Commissioner of Taxation v Softex Industries Pty Ltd
(2001) 107 FCR 111
(2001) 191 ALR 724
(2001) 46 ATR 512
2001 ATC 4184
[2001] FCA 397

Cooper Bros Holdings Pty Ltd trading as Triple R Waste Management and Commissioner of Taxation
[2013] AATA 99

Federal Commissioner of Taxation v Jack Zinader Pty Ltd
(1949) 78 CLR 336
23 ALJ 447

Federal Commissioner of Taxation v Jax Tyres Pty Limited
(1984) 5 FCR 257
(1984) 58 ALR 138
16 ATR 97
85 ATC 4001

McNicol v Pinch
[1906] 2 KB 352

Minister of National Revenue v Enseignes Imperial Signs Ltd
[1991] 1 CTC 229
3 TCT 5389
Can STR 80 074

Moama Refinery Pty Ltd v Chief Executive Officer of Customs
[2001] FCA 1287
(2001) 48 ATR 145
(2001) 49 ATR 114
(2001) 115 FCR 205

MP Metals Pty Ltd v Federal Commissioner of Taxation
[1967-1968] 117 CLR 631
(1968) 14 ATD 407

Re Searls Ltd
(1932) 33 SR (NSW) 7
2 ATD 129

Samuel McCausland v Ministry of Commerce
[1956] NI 36

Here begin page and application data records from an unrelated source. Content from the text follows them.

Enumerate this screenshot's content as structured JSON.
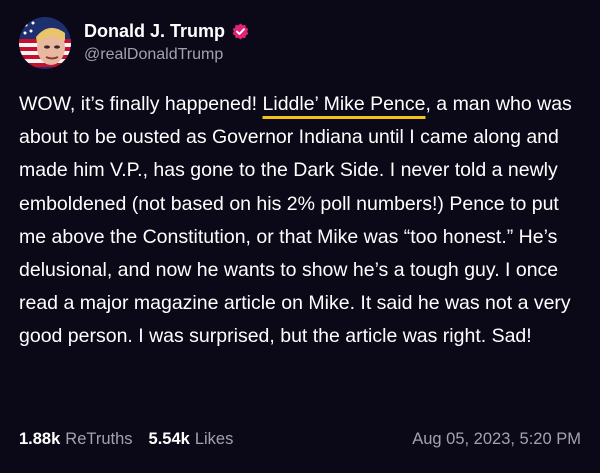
{
  "author": {
    "display_name": "Donald J. Trump",
    "handle": "@realDonaldTrump",
    "verified": true,
    "verified_color": "#e0247a"
  },
  "post": {
    "text_before": "WOW, it’s finally happened! ",
    "mention": "Liddle’ Mike Pence",
    "text_after": ", a man who was about to be ousted as Governor Indiana until I came along and made him V.P., has gone to the Dark Side. I never told a newly emboldened (not based on his 2% poll numbers!) Pence to put me above the Constitution, or that Mike was “too honest.” He’s delusional, and now he wants to show he’s a tough guy. I once read a major magazine article on Mike. It said he was not a very good person. I was surprised, but the article was right. Sad!",
    "mention_underline_color": "#f2c21b"
  },
  "stats": {
    "retruths_value": "1.88k",
    "retruths_label": "ReTruths",
    "likes_value": "5.54k",
    "likes_label": "Likes"
  },
  "timestamp": "Aug 05, 2023, 5:20 PM",
  "colors": {
    "background": "#0b0917",
    "text": "#ffffff",
    "muted": "#a3a1b0"
  }
}
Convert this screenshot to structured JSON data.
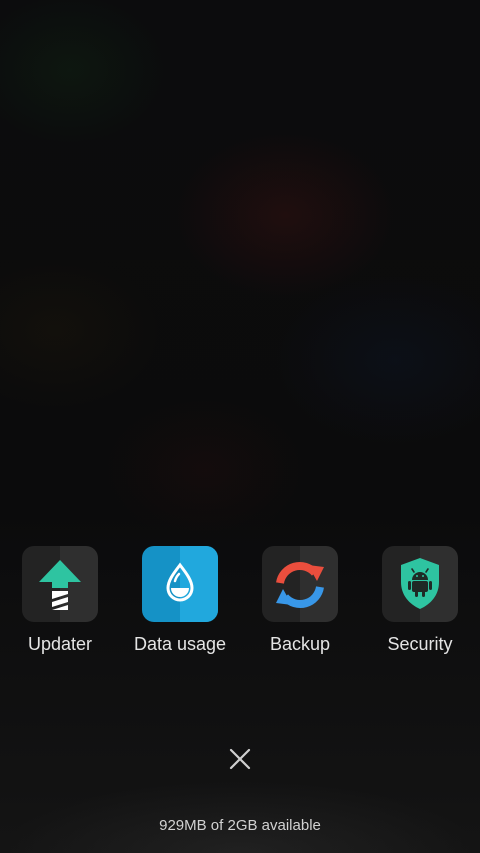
{
  "apps": [
    {
      "label": "Updater",
      "icon": "updater-arrow-icon",
      "color": "#2ec4a1"
    },
    {
      "label": "Data usage",
      "icon": "water-drop-icon",
      "color": "#1592c6"
    },
    {
      "label": "Backup",
      "icon": "sync-arrows-icon",
      "colors": [
        "#ea4e3d",
        "#3897e8"
      ]
    },
    {
      "label": "Security",
      "icon": "android-shield-icon",
      "color": "#2ec4a1"
    }
  ],
  "close_icon": "close-icon",
  "memory_status": "929MB of 2GB available"
}
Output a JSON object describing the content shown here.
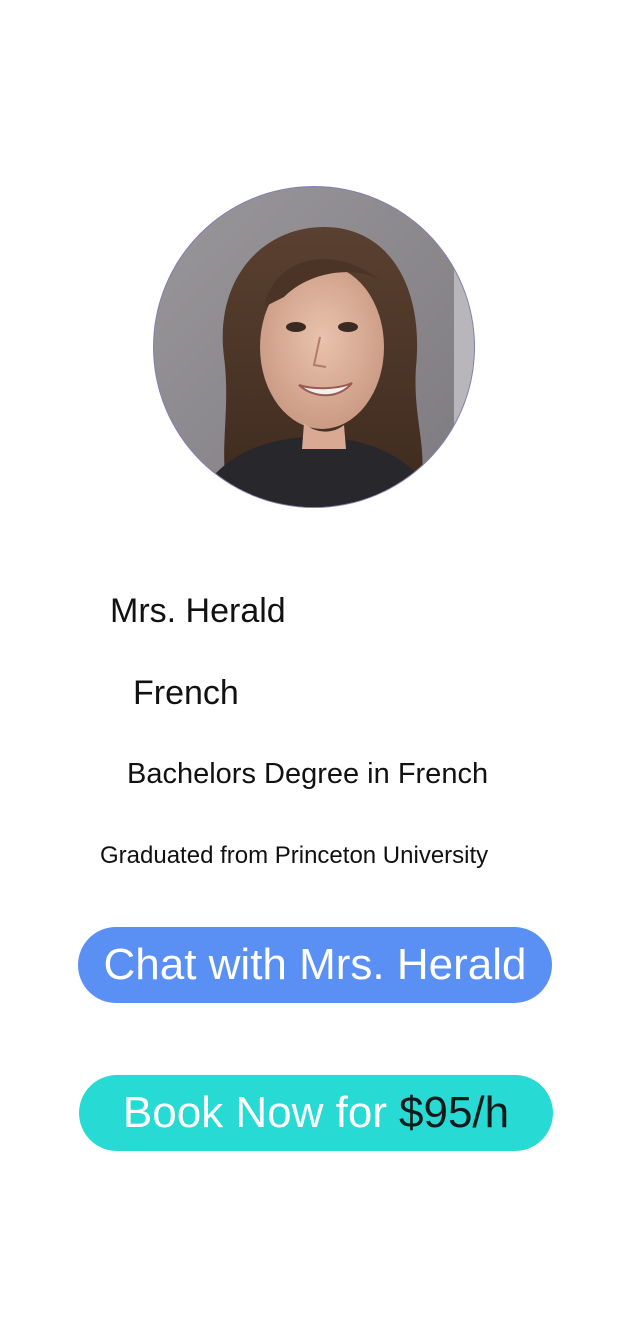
{
  "profile": {
    "avatar_alt": "Tutor photo",
    "name": "Mrs. Herald",
    "subject": "French",
    "degree": "Bachelors Degree in French",
    "education": "Graduated from Princeton University"
  },
  "actions": {
    "chat_label": "Chat with Mrs. Herald",
    "book_label": "Book Now for",
    "book_price": "$95/h"
  },
  "colors": {
    "chat_button": "#5a90f3",
    "book_button": "#27dad4",
    "background": "#ffffff"
  }
}
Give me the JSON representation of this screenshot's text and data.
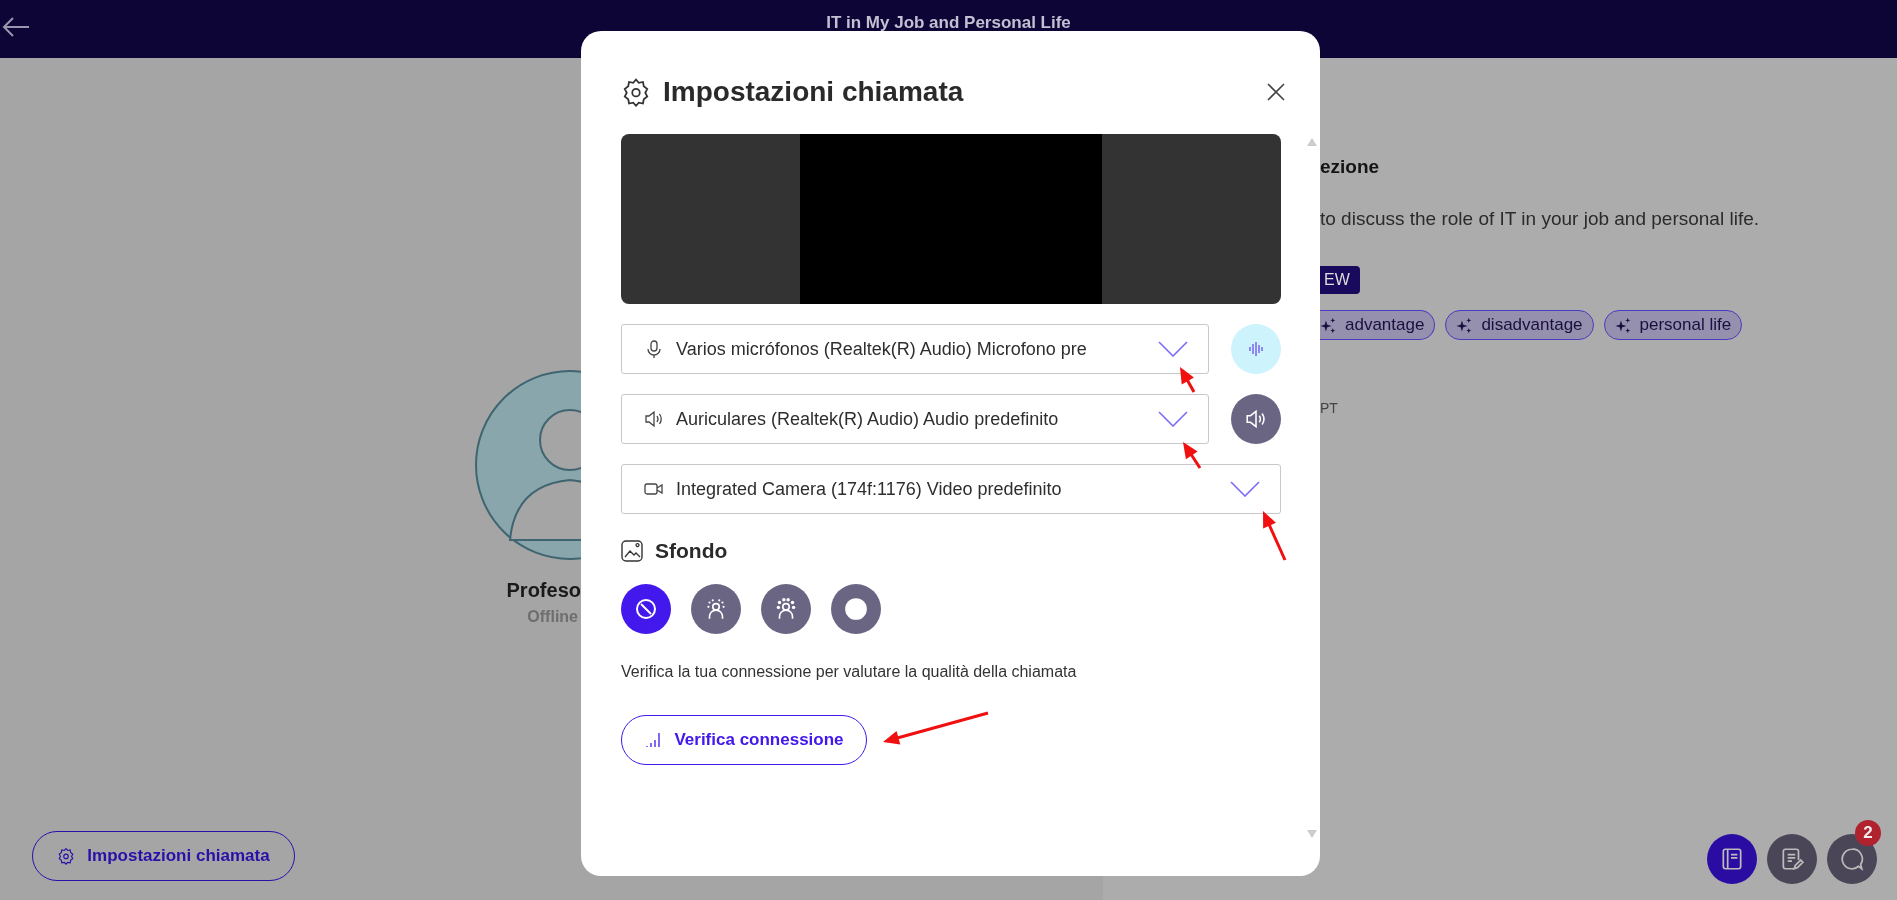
{
  "top_bar": {
    "title": "IT in My Job and Personal Life"
  },
  "profile": {
    "name": "Profeso",
    "status": "Offline"
  },
  "settings_button": {
    "label": "Impostazioni chiamata"
  },
  "lesson": {
    "heading": "ezione",
    "description": "to discuss the role of IT in your job and personal life.",
    "badge": "EW",
    "tags": [
      "advantage",
      "disadvantage",
      "personal life"
    ],
    "footer": "PT"
  },
  "floating_buttons": [
    {
      "kind": "book",
      "selected": true
    },
    {
      "kind": "notes",
      "selected": false
    },
    {
      "kind": "chat",
      "selected": false,
      "badge": "2"
    }
  ],
  "dialog": {
    "title": "Impostazioni chiamata",
    "devices": [
      {
        "kind": "microphone",
        "value": "Varios micrófonos (Realtek(R) Audio) Microfono pre",
        "test_active": true
      },
      {
        "kind": "speaker",
        "value": "Auriculares (Realtek(R) Audio) Audio predefinito",
        "test_active": false
      },
      {
        "kind": "camera",
        "value": "Integrated Camera (174f:1176) Video predefinito"
      }
    ],
    "background_section": {
      "title": "Sfondo",
      "options": [
        {
          "kind": "none",
          "selected": true
        },
        {
          "kind": "blur_light",
          "selected": false
        },
        {
          "kind": "blur_strong",
          "selected": false
        },
        {
          "kind": "image",
          "selected": false
        }
      ]
    },
    "connection_hint": "Verifica la tua connessione per valutare la qualità della chiamata",
    "check_button": "Verifica connessione"
  }
}
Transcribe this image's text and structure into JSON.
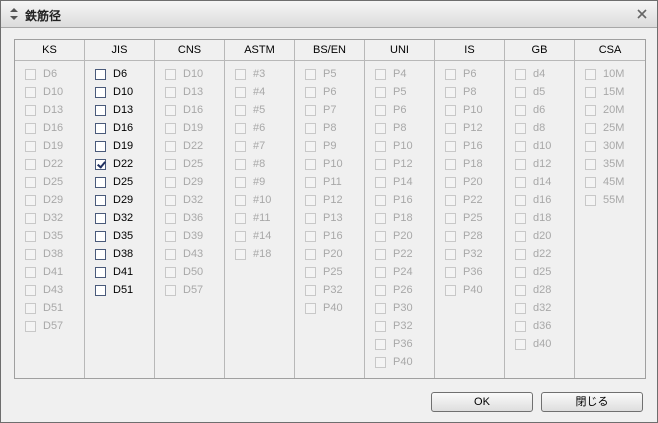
{
  "window": {
    "title": "鉄筋径",
    "title_icon": "diamond-arrows-icon",
    "close_icon": "close-icon"
  },
  "columns": [
    {
      "header": "KS",
      "enabled": false,
      "items": [
        "D6",
        "D10",
        "D13",
        "D16",
        "D19",
        "D22",
        "D25",
        "D29",
        "D32",
        "D35",
        "D38",
        "D41",
        "D43",
        "D51",
        "D57"
      ],
      "checked": []
    },
    {
      "header": "JIS",
      "enabled": true,
      "items": [
        "D6",
        "D10",
        "D13",
        "D16",
        "D19",
        "D22",
        "D25",
        "D29",
        "D32",
        "D35",
        "D38",
        "D41",
        "D51"
      ],
      "checked": [
        "D22"
      ]
    },
    {
      "header": "CNS",
      "enabled": false,
      "items": [
        "D10",
        "D13",
        "D16",
        "D19",
        "D22",
        "D25",
        "D29",
        "D32",
        "D36",
        "D39",
        "D43",
        "D50",
        "D57"
      ],
      "checked": []
    },
    {
      "header": "ASTM",
      "enabled": false,
      "items": [
        "#3",
        "#4",
        "#5",
        "#6",
        "#7",
        "#8",
        "#9",
        "#10",
        "#11",
        "#14",
        "#18"
      ],
      "checked": []
    },
    {
      "header": "BS/EN",
      "enabled": false,
      "items": [
        "P5",
        "P6",
        "P7",
        "P8",
        "P9",
        "P10",
        "P11",
        "P12",
        "P13",
        "P16",
        "P20",
        "P25",
        "P32",
        "P40"
      ],
      "checked": []
    },
    {
      "header": "UNI",
      "enabled": false,
      "items": [
        "P4",
        "P5",
        "P6",
        "P8",
        "P10",
        "P12",
        "P14",
        "P16",
        "P18",
        "P20",
        "P22",
        "P24",
        "P26",
        "P30",
        "P32",
        "P36",
        "P40"
      ],
      "checked": []
    },
    {
      "header": "IS",
      "enabled": false,
      "items": [
        "P6",
        "P8",
        "P10",
        "P12",
        "P16",
        "P18",
        "P20",
        "P22",
        "P25",
        "P28",
        "P32",
        "P36",
        "P40"
      ],
      "checked": []
    },
    {
      "header": "GB",
      "enabled": false,
      "items": [
        "d4",
        "d5",
        "d6",
        "d8",
        "d10",
        "d12",
        "d14",
        "d16",
        "d18",
        "d20",
        "d22",
        "d25",
        "d28",
        "d32",
        "d36",
        "d40"
      ],
      "checked": []
    },
    {
      "header": "CSA",
      "enabled": false,
      "items": [
        "10M",
        "15M",
        "20M",
        "25M",
        "30M",
        "35M",
        "45M",
        "55M"
      ],
      "checked": []
    }
  ],
  "buttons": {
    "ok": "OK",
    "close": "閉じる"
  }
}
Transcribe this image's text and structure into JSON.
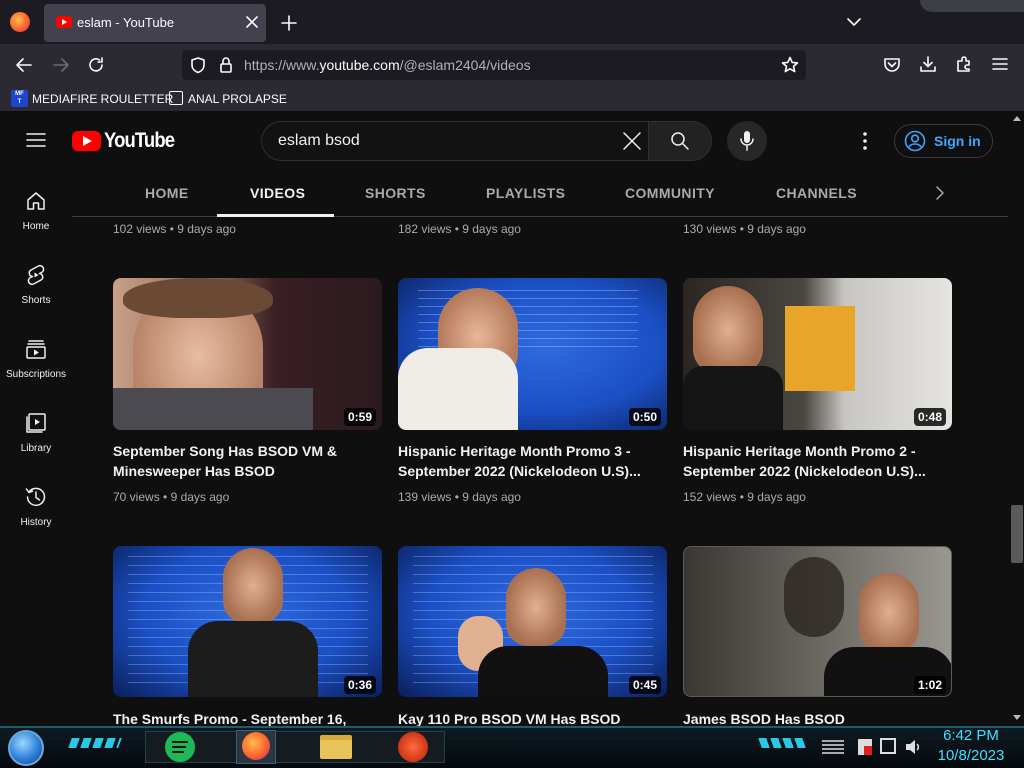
{
  "browser": {
    "tab_title": "eslam - YouTube",
    "url_prefix": "https://www.",
    "url_domain": "youtube.com",
    "url_path": "/@eslam2404/videos",
    "bookmarks": [
      {
        "label": "MEDIAFIRE ROULETTER",
        "icon": "mediafire-icon"
      },
      {
        "label": "ANAL PROLAPSE",
        "icon": "bookmark-page-icon"
      }
    ]
  },
  "youtube": {
    "logo_text": "YouTube",
    "search_value": "eslam bsod",
    "signin_label": "Sign in",
    "tabs": [
      "HOME",
      "VIDEOS",
      "SHORTS",
      "PLAYLISTS",
      "COMMUNITY",
      "CHANNELS"
    ],
    "active_tab": "VIDEOS",
    "sidebar": [
      {
        "label": "Home",
        "icon": "home-icon"
      },
      {
        "label": "Shorts",
        "icon": "shorts-icon"
      },
      {
        "label": "Subscriptions",
        "icon": "subscriptions-icon"
      },
      {
        "label": "Library",
        "icon": "library-icon"
      },
      {
        "label": "History",
        "icon": "history-icon"
      }
    ],
    "top_row_meta": [
      {
        "views": "102 views",
        "age": "9 days ago"
      },
      {
        "views": "182 views",
        "age": "9 days ago"
      },
      {
        "views": "130 views",
        "age": "9 days ago"
      }
    ],
    "videos": [
      {
        "title": "September Song Has BSOD VM & Minesweeper Has BSOD",
        "duration": "0:59",
        "views": "70 views",
        "age": "9 days ago"
      },
      {
        "title": "Hispanic Heritage Month Promo 3 - September 2022 (Nickelodeon U.S)...",
        "duration": "0:50",
        "views": "139 views",
        "age": "9 days ago"
      },
      {
        "title": "Hispanic Heritage Month Promo 2 - September 2022 (Nickelodeon U.S)...",
        "duration": "0:48",
        "views": "152 views",
        "age": "9 days ago"
      },
      {
        "title": "The Smurfs Promo - September 16,",
        "duration": "0:36",
        "views": "",
        "age": ""
      },
      {
        "title": "Kay 110 Pro BSOD VM Has BSOD",
        "duration": "0:45",
        "views": "",
        "age": ""
      },
      {
        "title": "James BSOD Has BSOD",
        "duration": "1:02",
        "views": "",
        "age": ""
      }
    ]
  },
  "taskbar": {
    "time": "6:42 PM",
    "date": "10/8/2023"
  },
  "colors": {
    "yt_red": "#ff0000",
    "signin_blue": "#3ea6ff",
    "bsod_blue": "#1b4fc4",
    "clock_cyan": "#3fe0ff"
  }
}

Other References:
Chambers Dictionary 1998, Harrap Publishers Edinburgh
Excise (Blending exemptions) Determination 2012 (No. 2)
Excise (Spirit blending exemptions) Determination 2010 (No. 1)
Explanatory Memorandum to the Taxation of Alternative Fuels Legislation Amendment Bill 2011
Fuel Tax (Fuel Blends) Determination 2006 (No. 3)
The Australian Oxford Dictionary, 1999, Oxford University Press, Melbourne
The Macquarie Dictionary [Multimedia], version 5.0.0, 1/10/01.
Tobacco Growing in Victoria, The Tobacco Co operative of Victoria Ltd and Stonesthrow Communications. http://www.alpinelink.com.au/tobaccoproduction/curing.shtml

ER 2012/1 history
  Date: Version: Change:
  12 September 2012 Original ruling  
  24 April 2013 Consolidated ruling Partial Withdrawal
You are here 1 October 2014 Consolidated ruling Addendum